As a result, ones who dare to abandon mainstream and venue new fields, coherent with the modern street art trends, become the driving force of Russian street art.

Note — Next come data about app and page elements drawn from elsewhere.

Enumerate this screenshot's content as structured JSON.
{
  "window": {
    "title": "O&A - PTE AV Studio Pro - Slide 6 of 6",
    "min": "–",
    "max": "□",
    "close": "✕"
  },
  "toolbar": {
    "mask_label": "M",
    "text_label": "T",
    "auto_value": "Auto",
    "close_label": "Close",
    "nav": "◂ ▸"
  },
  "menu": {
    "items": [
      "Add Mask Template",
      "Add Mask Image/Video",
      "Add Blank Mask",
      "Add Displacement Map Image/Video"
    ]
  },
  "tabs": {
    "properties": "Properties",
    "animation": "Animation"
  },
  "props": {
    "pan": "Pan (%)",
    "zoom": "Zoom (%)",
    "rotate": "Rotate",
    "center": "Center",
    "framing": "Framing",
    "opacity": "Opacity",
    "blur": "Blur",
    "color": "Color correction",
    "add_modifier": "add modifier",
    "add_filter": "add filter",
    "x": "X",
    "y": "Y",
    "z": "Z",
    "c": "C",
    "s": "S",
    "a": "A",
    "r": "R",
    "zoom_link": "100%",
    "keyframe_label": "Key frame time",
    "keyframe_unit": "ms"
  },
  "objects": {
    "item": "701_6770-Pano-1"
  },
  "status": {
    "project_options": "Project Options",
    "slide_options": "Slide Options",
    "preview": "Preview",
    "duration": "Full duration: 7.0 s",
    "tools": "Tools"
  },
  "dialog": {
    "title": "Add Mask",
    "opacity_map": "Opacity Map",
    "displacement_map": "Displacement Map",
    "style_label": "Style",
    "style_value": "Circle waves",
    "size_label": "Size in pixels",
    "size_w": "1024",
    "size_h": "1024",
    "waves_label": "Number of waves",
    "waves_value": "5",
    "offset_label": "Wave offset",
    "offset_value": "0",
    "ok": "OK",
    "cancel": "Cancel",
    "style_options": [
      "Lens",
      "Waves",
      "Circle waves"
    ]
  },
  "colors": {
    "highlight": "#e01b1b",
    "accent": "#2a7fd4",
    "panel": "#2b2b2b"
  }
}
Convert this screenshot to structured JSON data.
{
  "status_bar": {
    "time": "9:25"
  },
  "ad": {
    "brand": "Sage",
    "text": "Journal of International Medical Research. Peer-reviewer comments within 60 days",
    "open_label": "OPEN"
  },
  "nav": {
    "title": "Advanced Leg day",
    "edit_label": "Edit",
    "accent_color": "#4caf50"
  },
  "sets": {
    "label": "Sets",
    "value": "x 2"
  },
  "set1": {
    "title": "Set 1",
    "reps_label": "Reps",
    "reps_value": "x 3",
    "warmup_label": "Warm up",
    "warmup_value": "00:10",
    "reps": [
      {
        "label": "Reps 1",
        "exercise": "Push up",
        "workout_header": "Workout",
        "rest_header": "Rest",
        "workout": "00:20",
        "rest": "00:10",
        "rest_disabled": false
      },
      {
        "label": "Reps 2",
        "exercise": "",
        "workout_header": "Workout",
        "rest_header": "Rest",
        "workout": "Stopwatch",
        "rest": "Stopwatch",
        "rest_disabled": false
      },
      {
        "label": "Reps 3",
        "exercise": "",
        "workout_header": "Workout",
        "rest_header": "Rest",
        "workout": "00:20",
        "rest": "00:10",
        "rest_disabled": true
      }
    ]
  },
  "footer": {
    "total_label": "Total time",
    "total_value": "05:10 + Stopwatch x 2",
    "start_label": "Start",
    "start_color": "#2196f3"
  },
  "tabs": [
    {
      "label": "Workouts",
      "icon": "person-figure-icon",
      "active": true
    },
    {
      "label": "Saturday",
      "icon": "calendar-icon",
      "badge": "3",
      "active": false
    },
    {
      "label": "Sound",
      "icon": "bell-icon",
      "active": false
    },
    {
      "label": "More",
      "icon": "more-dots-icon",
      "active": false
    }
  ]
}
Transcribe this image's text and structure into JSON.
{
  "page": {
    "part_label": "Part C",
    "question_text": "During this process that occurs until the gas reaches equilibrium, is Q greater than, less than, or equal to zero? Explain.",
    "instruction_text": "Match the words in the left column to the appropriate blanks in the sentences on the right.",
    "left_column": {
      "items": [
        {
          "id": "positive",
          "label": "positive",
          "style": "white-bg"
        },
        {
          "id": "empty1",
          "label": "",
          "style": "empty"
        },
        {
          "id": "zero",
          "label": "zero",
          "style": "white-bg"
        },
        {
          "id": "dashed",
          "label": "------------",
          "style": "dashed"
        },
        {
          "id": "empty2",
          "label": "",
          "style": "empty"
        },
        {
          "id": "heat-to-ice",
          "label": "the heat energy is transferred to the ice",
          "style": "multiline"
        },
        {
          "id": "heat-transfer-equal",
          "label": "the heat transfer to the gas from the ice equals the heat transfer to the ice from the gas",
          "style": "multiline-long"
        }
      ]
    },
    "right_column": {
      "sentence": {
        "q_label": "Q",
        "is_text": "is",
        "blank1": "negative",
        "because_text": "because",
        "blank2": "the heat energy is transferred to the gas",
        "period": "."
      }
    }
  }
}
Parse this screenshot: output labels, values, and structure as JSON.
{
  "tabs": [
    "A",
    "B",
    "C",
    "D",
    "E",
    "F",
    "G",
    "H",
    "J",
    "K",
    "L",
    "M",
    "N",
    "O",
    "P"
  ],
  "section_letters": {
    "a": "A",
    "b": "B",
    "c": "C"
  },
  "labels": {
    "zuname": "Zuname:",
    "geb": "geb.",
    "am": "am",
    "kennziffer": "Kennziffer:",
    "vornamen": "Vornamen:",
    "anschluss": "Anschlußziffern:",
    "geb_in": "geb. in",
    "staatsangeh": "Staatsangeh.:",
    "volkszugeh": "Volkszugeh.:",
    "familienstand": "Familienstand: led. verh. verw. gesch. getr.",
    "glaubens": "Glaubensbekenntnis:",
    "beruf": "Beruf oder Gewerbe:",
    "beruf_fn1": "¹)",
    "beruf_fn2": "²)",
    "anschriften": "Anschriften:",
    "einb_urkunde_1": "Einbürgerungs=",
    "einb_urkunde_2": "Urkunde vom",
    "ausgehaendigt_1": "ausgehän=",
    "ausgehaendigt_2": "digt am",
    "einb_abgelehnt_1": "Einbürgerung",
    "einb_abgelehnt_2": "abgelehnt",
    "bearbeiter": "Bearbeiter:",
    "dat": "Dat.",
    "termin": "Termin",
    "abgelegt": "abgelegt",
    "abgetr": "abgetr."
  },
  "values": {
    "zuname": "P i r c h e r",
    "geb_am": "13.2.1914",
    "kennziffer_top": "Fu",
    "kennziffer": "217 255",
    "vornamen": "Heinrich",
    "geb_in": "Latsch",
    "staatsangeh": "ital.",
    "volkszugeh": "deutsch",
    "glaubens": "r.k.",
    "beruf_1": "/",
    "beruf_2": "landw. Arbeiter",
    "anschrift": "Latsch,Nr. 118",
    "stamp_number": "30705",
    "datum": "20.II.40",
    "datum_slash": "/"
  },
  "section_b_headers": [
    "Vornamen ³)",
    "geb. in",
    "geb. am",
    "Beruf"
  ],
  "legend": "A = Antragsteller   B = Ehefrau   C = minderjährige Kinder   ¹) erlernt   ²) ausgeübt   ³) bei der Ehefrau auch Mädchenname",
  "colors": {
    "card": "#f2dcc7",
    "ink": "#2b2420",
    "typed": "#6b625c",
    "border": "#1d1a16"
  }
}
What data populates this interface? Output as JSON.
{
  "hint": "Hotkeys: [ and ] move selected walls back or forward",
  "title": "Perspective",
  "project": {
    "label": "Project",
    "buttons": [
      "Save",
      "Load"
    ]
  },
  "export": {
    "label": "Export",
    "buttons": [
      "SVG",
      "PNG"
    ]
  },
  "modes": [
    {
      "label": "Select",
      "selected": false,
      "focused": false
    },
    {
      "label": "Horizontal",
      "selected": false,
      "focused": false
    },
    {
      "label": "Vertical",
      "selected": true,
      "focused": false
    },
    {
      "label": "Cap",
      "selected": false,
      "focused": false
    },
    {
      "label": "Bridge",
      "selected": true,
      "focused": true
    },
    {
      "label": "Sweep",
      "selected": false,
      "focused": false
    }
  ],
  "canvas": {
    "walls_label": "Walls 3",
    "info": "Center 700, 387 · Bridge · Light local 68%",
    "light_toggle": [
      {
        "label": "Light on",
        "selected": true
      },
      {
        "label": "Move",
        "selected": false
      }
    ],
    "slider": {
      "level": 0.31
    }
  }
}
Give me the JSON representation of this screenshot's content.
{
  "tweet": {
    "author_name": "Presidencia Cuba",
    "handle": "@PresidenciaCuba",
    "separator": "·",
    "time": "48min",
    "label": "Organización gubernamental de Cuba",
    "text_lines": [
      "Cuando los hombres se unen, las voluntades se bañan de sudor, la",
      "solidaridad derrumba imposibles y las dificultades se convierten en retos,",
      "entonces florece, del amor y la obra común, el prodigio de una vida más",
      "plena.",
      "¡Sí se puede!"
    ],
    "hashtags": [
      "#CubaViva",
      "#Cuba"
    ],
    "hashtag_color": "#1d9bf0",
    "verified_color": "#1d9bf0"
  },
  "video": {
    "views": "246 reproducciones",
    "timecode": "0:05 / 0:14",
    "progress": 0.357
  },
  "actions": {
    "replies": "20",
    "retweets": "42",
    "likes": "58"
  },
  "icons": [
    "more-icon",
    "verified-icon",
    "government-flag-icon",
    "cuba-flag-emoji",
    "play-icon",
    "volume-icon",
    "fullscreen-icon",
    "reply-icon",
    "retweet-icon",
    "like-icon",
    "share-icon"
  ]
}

Some most orthodox members of the street art community fear that if their art created by unconventional means transcends the mainstream boundaries, it may lose its freedom and become commercial. But this fear is completely irrational as employment of new media (even of commercial origin) is not commerce – hundreds of artists try themselves in new fields without a slightest inclination to sell-off. Art becomes commercial if it is done with intend to profit and created on paid contracted basis, which force artist to forfeit his/her ideals in favor of ever changing fashion whims. But evolution cannot exist without experiment. Culture that blindly replicates tradition is a dead culture. One of the main intentions of this title — is a call to discover new areas of experimentation, to employ new media, to invent new forms of street expression, because, unfortunately, only few of the Russian street artists dare to tread new paths…